* Aim of the exercise *
Return every line of the entries that includes the word "true".

Dataset rows describing interfaces
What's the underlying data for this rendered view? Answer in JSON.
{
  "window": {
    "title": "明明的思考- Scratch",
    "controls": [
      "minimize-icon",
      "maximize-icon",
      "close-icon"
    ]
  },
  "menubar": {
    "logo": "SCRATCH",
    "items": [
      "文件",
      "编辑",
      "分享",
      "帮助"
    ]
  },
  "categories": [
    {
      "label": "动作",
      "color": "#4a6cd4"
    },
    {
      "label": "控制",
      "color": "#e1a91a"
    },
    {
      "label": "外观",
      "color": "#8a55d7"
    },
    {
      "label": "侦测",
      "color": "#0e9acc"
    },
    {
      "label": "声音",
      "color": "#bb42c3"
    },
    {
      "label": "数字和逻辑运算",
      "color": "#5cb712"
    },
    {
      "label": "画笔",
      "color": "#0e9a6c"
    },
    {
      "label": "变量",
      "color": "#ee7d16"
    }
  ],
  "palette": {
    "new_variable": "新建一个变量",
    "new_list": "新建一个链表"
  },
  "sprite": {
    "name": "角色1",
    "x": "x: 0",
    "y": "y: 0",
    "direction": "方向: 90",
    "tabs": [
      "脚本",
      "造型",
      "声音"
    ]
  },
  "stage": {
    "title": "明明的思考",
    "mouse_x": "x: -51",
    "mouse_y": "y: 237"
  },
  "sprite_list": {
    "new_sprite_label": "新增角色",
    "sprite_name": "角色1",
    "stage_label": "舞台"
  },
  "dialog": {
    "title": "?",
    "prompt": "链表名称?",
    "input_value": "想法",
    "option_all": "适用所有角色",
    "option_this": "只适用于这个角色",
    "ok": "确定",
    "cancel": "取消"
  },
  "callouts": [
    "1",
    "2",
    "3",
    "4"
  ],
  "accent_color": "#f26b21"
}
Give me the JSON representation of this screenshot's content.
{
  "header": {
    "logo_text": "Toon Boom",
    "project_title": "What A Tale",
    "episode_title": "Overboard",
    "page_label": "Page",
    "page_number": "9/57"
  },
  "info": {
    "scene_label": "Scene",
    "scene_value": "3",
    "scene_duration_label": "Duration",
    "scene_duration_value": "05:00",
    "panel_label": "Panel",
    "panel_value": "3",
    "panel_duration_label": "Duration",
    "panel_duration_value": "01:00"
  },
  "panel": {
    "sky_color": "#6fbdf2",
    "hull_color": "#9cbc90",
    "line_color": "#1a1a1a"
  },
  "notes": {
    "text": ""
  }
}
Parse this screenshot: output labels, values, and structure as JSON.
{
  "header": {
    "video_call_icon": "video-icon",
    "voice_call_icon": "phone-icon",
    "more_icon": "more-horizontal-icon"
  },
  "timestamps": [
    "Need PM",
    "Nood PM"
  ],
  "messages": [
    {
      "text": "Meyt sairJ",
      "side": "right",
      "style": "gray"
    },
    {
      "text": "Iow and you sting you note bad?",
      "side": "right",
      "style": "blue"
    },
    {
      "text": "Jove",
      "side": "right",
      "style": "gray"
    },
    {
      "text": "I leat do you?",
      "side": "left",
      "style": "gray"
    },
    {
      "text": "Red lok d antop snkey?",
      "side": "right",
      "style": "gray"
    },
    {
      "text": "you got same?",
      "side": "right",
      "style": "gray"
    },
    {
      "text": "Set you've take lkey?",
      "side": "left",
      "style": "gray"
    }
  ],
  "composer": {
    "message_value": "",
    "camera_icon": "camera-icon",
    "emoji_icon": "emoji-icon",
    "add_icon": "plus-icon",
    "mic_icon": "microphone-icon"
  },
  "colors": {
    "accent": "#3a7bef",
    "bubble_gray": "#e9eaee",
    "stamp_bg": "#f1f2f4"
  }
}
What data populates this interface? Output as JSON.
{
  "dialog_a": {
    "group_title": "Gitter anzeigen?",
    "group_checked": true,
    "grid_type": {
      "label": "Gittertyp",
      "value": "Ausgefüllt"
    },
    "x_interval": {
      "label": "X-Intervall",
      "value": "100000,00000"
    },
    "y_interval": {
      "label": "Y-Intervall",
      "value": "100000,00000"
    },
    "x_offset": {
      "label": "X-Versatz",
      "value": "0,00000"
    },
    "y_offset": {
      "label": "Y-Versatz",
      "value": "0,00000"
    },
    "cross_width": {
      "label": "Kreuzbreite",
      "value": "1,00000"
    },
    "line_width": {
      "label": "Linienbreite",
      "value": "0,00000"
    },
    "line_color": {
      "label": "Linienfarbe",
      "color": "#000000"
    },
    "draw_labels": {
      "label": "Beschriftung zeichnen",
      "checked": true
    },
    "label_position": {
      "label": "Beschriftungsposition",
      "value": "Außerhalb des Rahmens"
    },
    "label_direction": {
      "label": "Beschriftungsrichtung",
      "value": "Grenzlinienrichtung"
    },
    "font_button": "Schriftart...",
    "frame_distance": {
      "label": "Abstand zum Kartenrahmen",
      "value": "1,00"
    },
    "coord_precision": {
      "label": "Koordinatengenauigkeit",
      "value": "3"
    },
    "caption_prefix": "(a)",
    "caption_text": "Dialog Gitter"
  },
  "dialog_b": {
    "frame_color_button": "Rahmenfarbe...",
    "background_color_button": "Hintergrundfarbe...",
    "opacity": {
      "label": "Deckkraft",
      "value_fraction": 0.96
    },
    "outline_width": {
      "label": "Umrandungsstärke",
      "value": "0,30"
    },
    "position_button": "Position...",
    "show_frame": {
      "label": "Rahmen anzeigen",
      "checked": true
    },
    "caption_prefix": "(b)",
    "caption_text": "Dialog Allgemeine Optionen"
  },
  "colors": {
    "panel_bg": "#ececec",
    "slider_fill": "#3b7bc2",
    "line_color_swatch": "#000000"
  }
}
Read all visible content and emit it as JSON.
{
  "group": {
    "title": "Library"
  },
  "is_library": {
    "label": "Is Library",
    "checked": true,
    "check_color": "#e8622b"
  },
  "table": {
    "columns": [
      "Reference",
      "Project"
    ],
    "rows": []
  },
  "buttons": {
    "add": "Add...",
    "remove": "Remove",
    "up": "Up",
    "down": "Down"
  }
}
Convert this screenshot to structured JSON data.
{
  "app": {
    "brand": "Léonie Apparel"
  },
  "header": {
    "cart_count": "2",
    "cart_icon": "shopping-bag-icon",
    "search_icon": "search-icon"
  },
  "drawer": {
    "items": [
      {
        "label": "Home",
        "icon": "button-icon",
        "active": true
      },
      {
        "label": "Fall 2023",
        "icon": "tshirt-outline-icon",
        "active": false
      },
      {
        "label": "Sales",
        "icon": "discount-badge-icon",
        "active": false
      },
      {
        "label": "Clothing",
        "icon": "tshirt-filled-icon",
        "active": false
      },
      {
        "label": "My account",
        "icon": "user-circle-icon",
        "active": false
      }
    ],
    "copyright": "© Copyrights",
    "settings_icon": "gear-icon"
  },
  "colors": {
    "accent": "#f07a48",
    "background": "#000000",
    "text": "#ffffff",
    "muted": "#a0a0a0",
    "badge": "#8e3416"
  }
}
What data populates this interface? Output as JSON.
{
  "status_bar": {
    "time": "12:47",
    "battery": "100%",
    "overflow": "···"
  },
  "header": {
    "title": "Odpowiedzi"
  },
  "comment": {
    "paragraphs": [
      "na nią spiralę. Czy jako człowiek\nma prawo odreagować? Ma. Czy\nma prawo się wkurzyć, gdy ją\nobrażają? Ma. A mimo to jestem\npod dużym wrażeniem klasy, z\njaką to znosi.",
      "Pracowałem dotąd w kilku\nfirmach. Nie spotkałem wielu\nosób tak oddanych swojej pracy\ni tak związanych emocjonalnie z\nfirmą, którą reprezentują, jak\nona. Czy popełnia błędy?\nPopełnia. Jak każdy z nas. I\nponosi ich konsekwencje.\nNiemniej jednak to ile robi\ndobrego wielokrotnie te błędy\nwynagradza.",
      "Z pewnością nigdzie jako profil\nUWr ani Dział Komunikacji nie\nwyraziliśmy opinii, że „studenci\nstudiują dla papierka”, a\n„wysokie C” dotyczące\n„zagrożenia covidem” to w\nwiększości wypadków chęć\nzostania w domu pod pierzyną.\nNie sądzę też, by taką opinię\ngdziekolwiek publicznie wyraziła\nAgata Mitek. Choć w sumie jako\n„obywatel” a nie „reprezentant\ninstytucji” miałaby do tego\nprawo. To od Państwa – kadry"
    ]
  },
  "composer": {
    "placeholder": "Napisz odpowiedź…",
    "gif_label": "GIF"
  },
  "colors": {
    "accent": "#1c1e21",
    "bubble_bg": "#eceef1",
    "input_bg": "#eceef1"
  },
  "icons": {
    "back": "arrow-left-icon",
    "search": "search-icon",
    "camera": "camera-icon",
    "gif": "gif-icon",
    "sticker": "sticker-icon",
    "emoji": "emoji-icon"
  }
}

* Task result *
    "group_checked": true,
      "checked": true
      "checked": true
    "checked": true,
        "active": true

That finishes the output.